Oct 13, 2011; Detroit, MI, USA; Detroit Tigers designated hitter Victor Martinez (41) hits an RBI-triple in the sixth inning of game five of the 2011 ALCS against the Texas Rangers at Comerica Park. Mandatory Credit: Rick Osentoski-US PRESSWIRE
The Tigers have done very little in the early stages off the young off-season. They didn’t re-sign Anibal Sanchez during the five-day exclusive negotiation window, and they didn’t make a splash in the first 24 hours of the free agency period, but they did announce last week that they wouldn’t be bringing back Delmon Young, and that’s about as big of a move as they’ll make this offseason.
I mean, they’ll still likely sign a reliever and an outfielder, and it’s still possible that they’ll bring back Sanchez, but none of those moves would necessarily have as big of an impact to the club as simply giving all of Young’s plate appearances to Victor Martinez will likely have.
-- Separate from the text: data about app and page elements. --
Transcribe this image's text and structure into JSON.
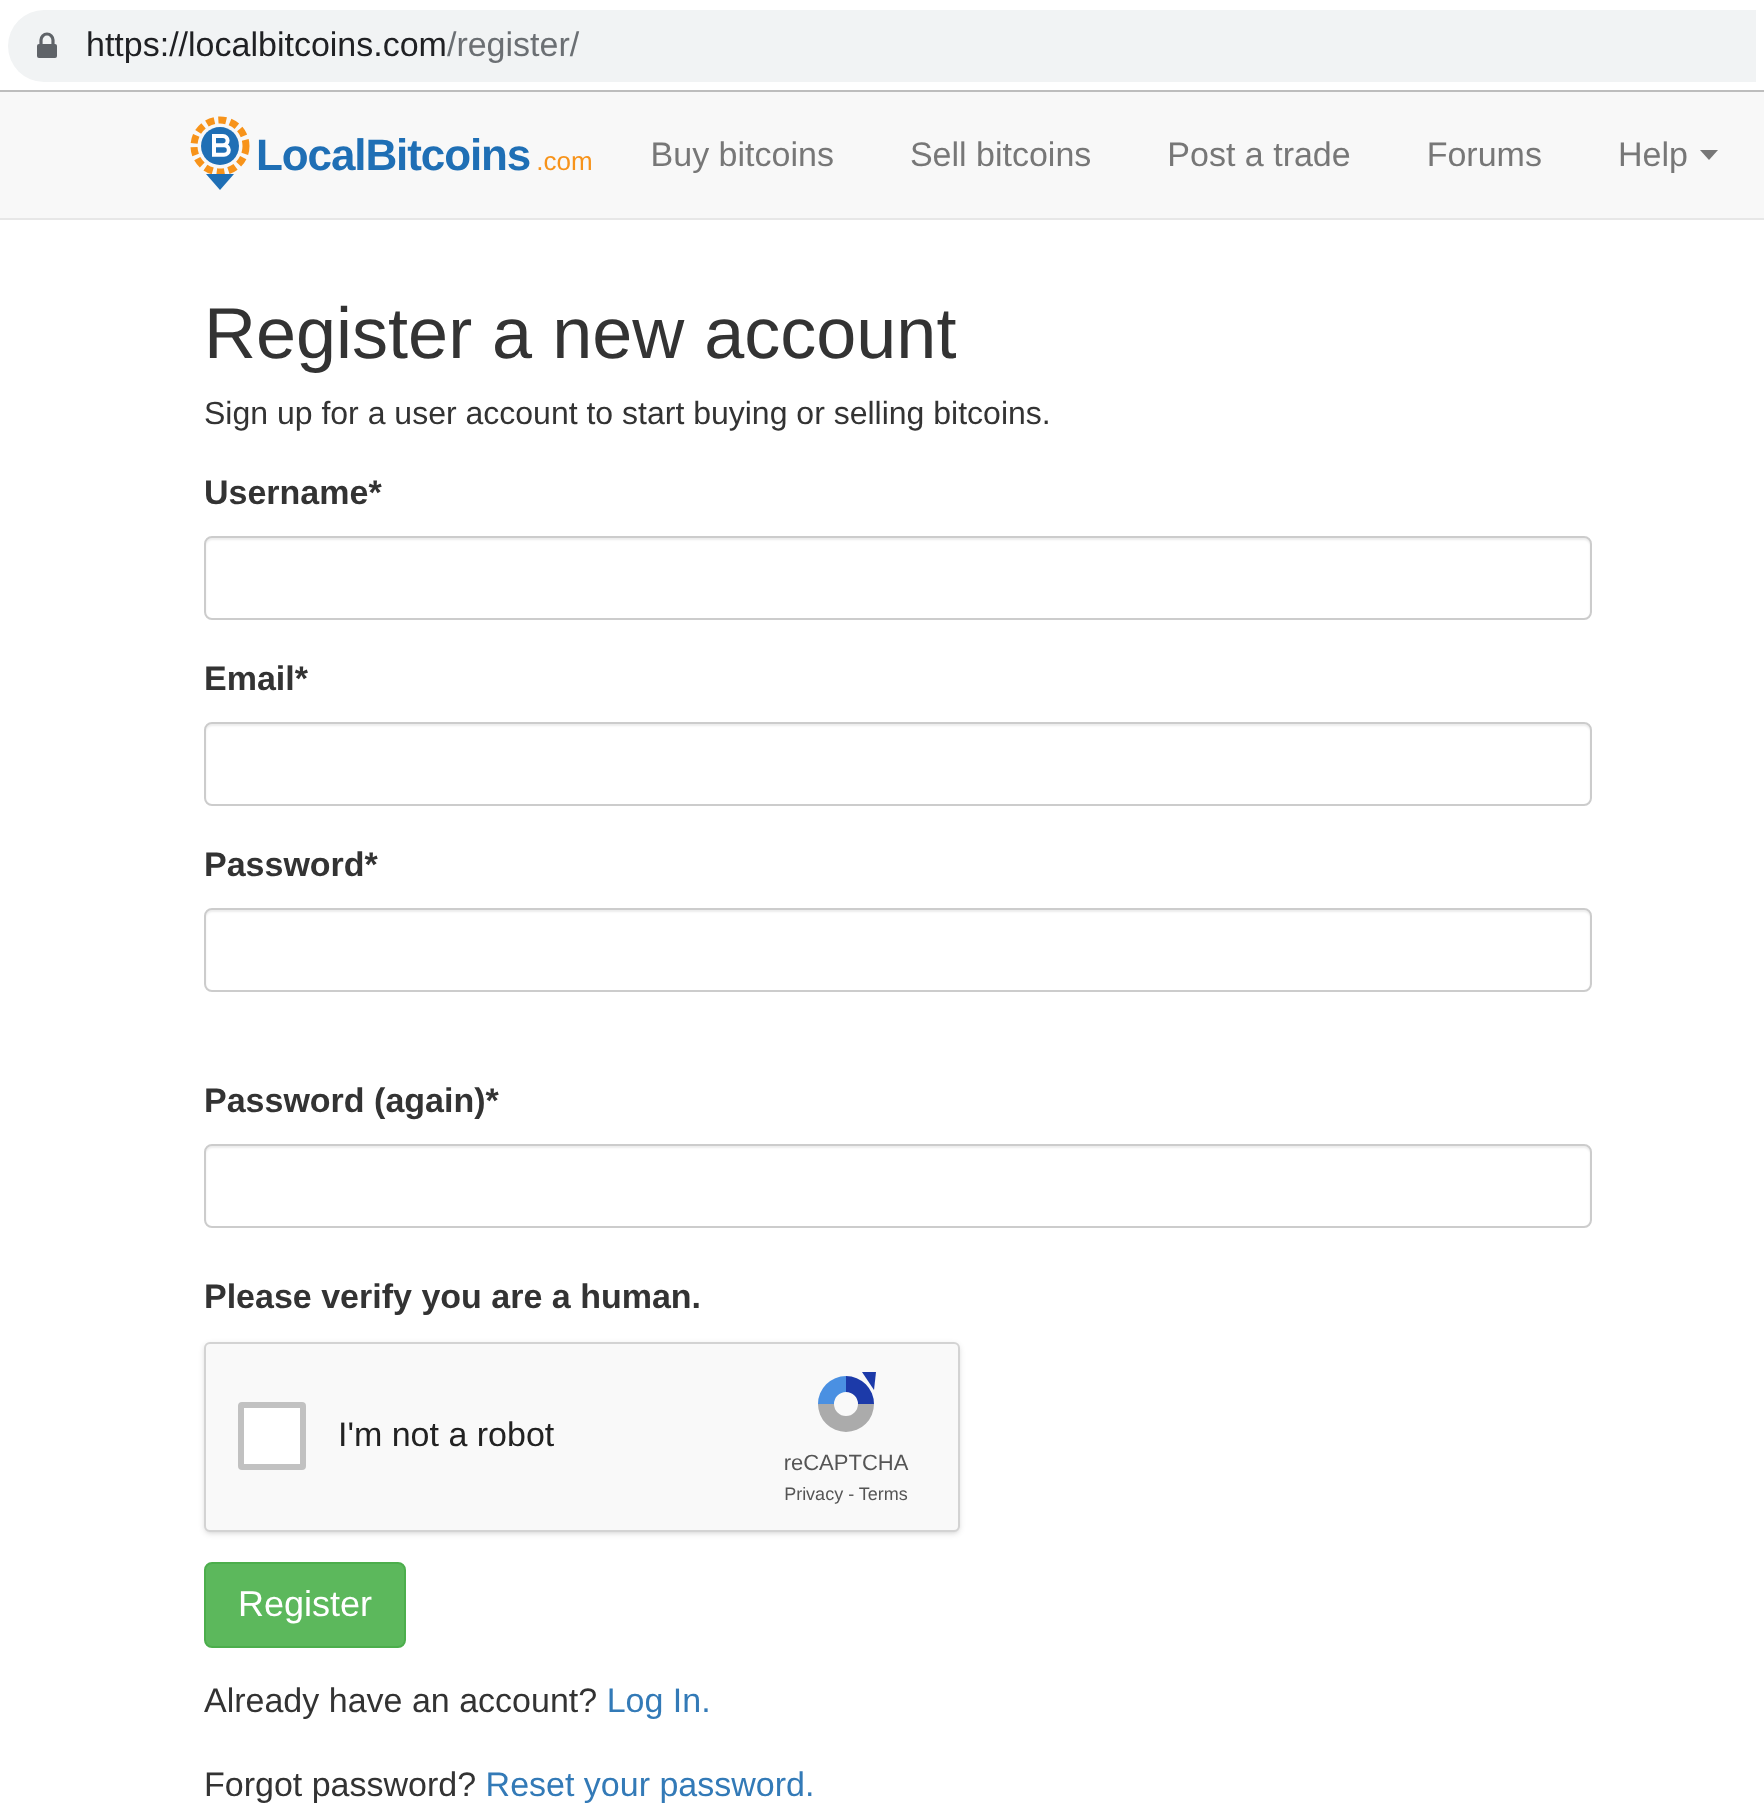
{
  "address_bar": {
    "host": "https://localbitcoins.com",
    "path": "/register/"
  },
  "navbar": {
    "logo": {
      "name": "LocalBitcoins",
      "suffix": ".com"
    },
    "items": [
      {
        "label": "Buy bitcoins",
        "dropdown": false
      },
      {
        "label": "Sell bitcoins",
        "dropdown": false
      },
      {
        "label": "Post a trade",
        "dropdown": false
      },
      {
        "label": "Forums",
        "dropdown": false
      },
      {
        "label": "Help",
        "dropdown": true
      }
    ]
  },
  "form": {
    "title": "Register a new account",
    "subtitle": "Sign up for a user account to start buying or selling bitcoins.",
    "fields": [
      {
        "label": "Username*"
      },
      {
        "label": "Email*"
      },
      {
        "label": "Password*"
      },
      {
        "label": "Password (again)*"
      }
    ],
    "captcha_heading": "Please verify you are a human.",
    "captcha": {
      "label": "I'm not a robot",
      "checked": false,
      "brand": "reCAPTCHA",
      "privacy": "Privacy",
      "separator": " - ",
      "terms": "Terms"
    },
    "submit": "Register",
    "footer_lines": [
      {
        "text": "Already have an account?",
        "link": "Log In."
      },
      {
        "text": "Forgot password?",
        "link": "Reset your password."
      }
    ]
  }
}
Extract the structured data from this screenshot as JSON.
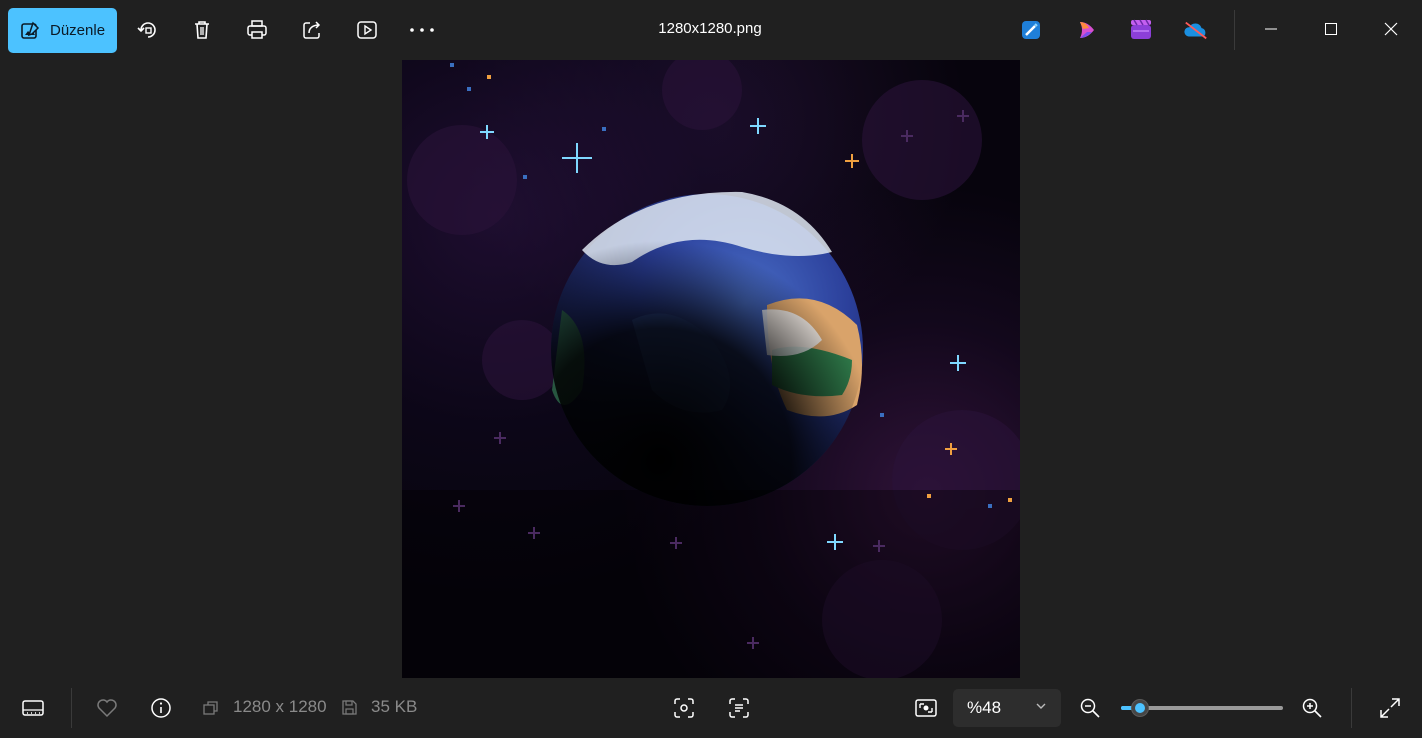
{
  "toolbar": {
    "edit_label": "Düzenle",
    "icons": [
      "rotate-icon",
      "delete-icon",
      "print-icon",
      "share-icon",
      "slideshow-icon",
      "more-icon"
    ]
  },
  "window": {
    "title": "1280x1280.png"
  },
  "pinned_apps": [
    "photo-editor-app-icon",
    "copilot-app-icon",
    "clipchamp-app-icon",
    "onedrive-app-icon"
  ],
  "image": {
    "description_icon": "earth-pixel-art-image"
  },
  "footer": {
    "dimensions": "1280 x 1280",
    "file_size": "35 KB",
    "zoom_label": "%48",
    "zoom_fraction": 0.12
  },
  "colors": {
    "accent": "#4cc2ff",
    "background": "#202020",
    "muted_text": "#8a8a8a"
  }
}
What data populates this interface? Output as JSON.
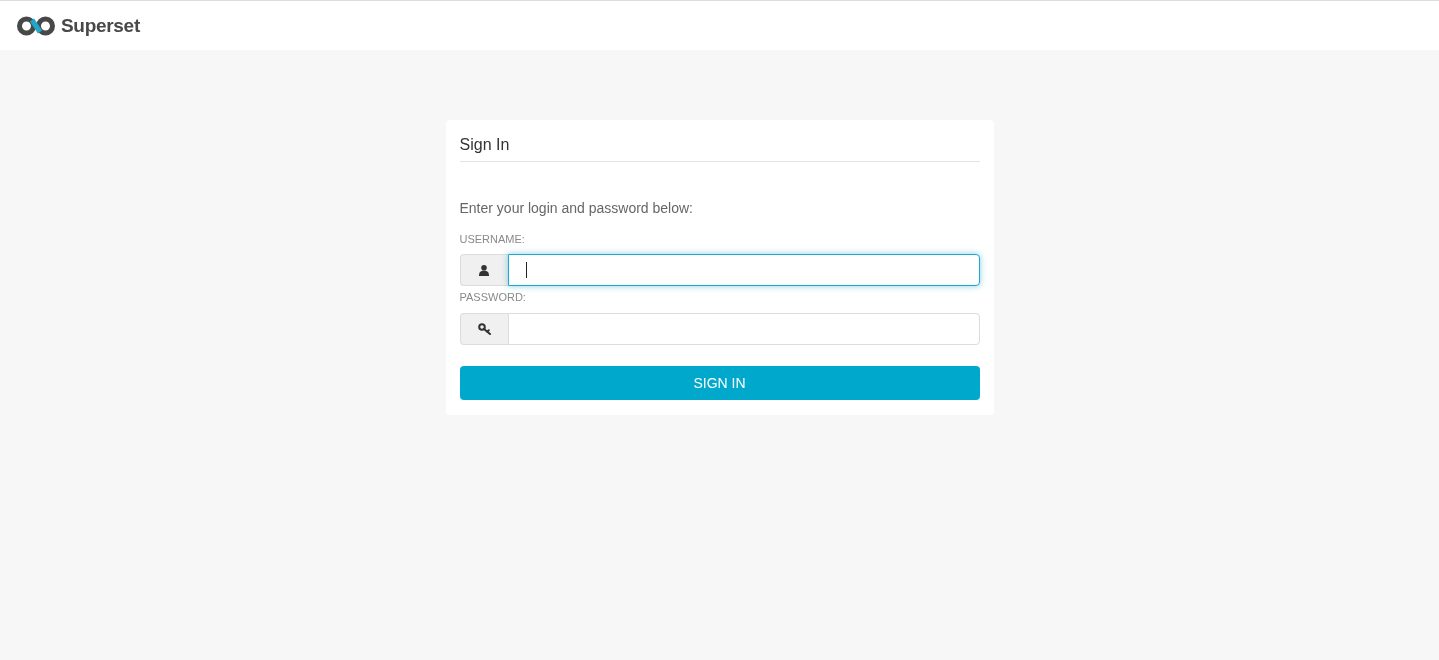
{
  "header": {
    "logo_text": "Superset"
  },
  "login_card": {
    "title": "Sign In",
    "instructions": "Enter your login and password below:",
    "fields": [
      {
        "kind": "username",
        "label": "USERNAME:",
        "focused": true
      },
      {
        "kind": "password",
        "label": "PASSWORD:",
        "focused": false
      }
    ],
    "submit_button": "SIGN IN"
  }
}
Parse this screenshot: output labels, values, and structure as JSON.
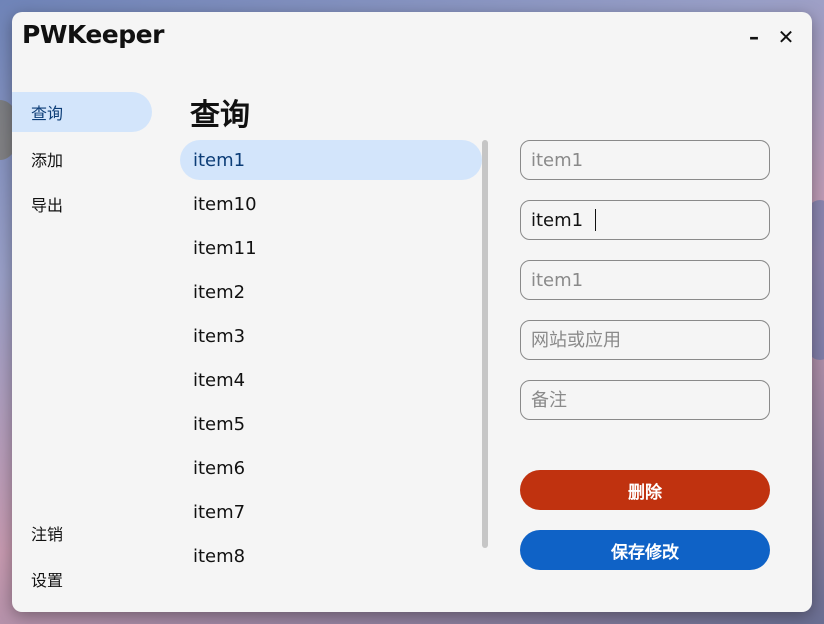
{
  "window": {
    "title": "PWKeeper",
    "minimize_label": "–",
    "close_label": "✕"
  },
  "sidebar": {
    "items": [
      {
        "label": "查询"
      },
      {
        "label": "添加"
      },
      {
        "label": "导出"
      },
      {
        "label": "注销"
      },
      {
        "label": "设置"
      }
    ],
    "active_index": 0
  },
  "main": {
    "title": "查询",
    "list": {
      "items": [
        "item1",
        "item10",
        "item11",
        "item2",
        "item3",
        "item4",
        "item5",
        "item6",
        "item7",
        "item8"
      ],
      "selected_index": 0
    }
  },
  "form": {
    "fields": [
      {
        "value": "",
        "placeholder": "item1"
      },
      {
        "value": "item1",
        "placeholder": ""
      },
      {
        "value": "",
        "placeholder": "item1"
      },
      {
        "value": "",
        "placeholder": "网站或应用"
      },
      {
        "value": "",
        "placeholder": "备注"
      }
    ],
    "delete_label": "删除",
    "save_label": "保存修改"
  },
  "colors": {
    "delete_button": "#c0320f",
    "save_button": "#0f62c6",
    "selected_background": "#d3e5fb",
    "window_background": "#f5f5f5"
  }
}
Young played almost exclusively at designated hitter for the Tigers in 2012, accumulating 608 plate appearances and racking up -0.7 WAR for his efforts. It wasn’t that he was a terrible hitter overall (though he was fairly bad), but he was completely horrible considering his one job was to hit. His 89 wRC+ would be quite good if he could play, say, shortstop, but he couldn’t even play the outfield so it provided zero value to the club (negative value, you could even say).
In 2011, Victor Martinez accumulated 595 plate appearances (mostly as the DH) and was credited for 2.9 wins above replacement (a 3.6 WAR increase over Young). Sure, Martinez got some credit there for playing 29 games at catcher, but even from a purely offensive standpoint, his .369 wOBA, compared to Young’s .305 mark, translates into a 33 run increase over 600 plate appearances. That still makes him roughly 3.3 wins better than Young, and, all else being equal last year, would/could have turned the Tigers into a 91 or 92 win team.
And those numbers likely don’t contain much context. We constantly watched Young flail away with runners in scoring position – there was never any change in approach – but Victor Martinez would be more likely to produce a run scoring sac-fly (or something other than a strikeout or GIDP). His contrasting ability to change his approach at the plate could result in a small handful of bonus runs over the course of a 162 game season.
Anibal Sanchez wouldn’t add 3.3 wins over Rick Porcello, and while a Victorio/Pagan type player could represent a similar boost over a Berry/Garcia (replacement level) platoon in the outfield, there are a number of other corner outfielders the Tigers could add that wouldn’t. And any boos in the outfield would likely come in a combination of offense and defense. The Martinez-Young swap will be a purely offensive gain – the area in which they struggled the most in the World Series.
It’s easy to take this move for granted because it wasn’t really any sort of move at all – they’re simply receiving one of their players back from the disable list – but it’s going to have as much real impact to the success of next year’s squad as any offseason move they make.